** WORK INSTRUCTION **
From the entries that follow, copy every line with the word "your".

====== RECORDS FOR THIS EXERCISE

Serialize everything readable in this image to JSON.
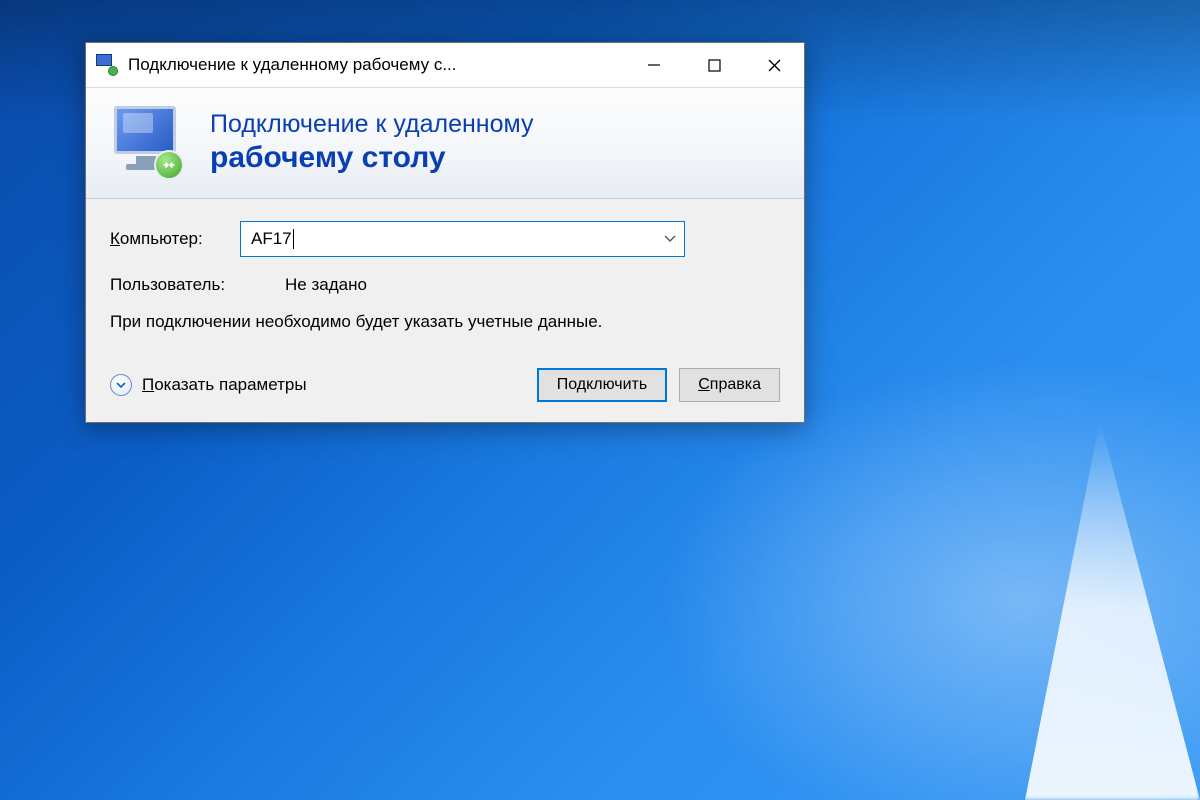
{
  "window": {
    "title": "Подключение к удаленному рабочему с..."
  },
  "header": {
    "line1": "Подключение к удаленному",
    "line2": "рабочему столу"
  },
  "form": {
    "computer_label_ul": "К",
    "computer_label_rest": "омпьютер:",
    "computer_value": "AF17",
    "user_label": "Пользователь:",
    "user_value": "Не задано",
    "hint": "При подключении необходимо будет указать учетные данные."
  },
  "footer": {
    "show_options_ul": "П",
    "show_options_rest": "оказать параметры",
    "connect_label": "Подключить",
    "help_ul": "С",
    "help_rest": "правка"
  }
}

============
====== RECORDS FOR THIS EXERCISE

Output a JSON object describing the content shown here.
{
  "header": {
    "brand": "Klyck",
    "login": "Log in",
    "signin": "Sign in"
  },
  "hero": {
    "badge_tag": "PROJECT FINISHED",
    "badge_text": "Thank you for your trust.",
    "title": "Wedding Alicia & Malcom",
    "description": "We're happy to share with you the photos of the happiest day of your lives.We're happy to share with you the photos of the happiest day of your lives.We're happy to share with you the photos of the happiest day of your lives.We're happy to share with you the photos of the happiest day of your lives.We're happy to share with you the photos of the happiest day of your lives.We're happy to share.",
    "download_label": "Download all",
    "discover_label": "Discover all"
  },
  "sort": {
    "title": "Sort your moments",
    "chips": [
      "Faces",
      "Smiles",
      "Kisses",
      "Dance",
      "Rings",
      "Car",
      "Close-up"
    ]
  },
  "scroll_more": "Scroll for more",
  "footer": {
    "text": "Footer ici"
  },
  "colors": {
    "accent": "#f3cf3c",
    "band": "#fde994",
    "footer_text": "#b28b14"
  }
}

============

** ANSWER SECTION **
    "badge_text": "Thank you for your trust.",
    "description": "We're happy to share with you the photos of the happiest day of your lives.We're happy to share with you the photos of the happiest day of your lives.We're happy to share with you the photos of the happiest day of your lives.We're happy to share with you the photos of the happiest day of your lives.We're happy to share with you the photos of the happiest day of your lives.We're happy to share.",
    "title": "Sort your moments",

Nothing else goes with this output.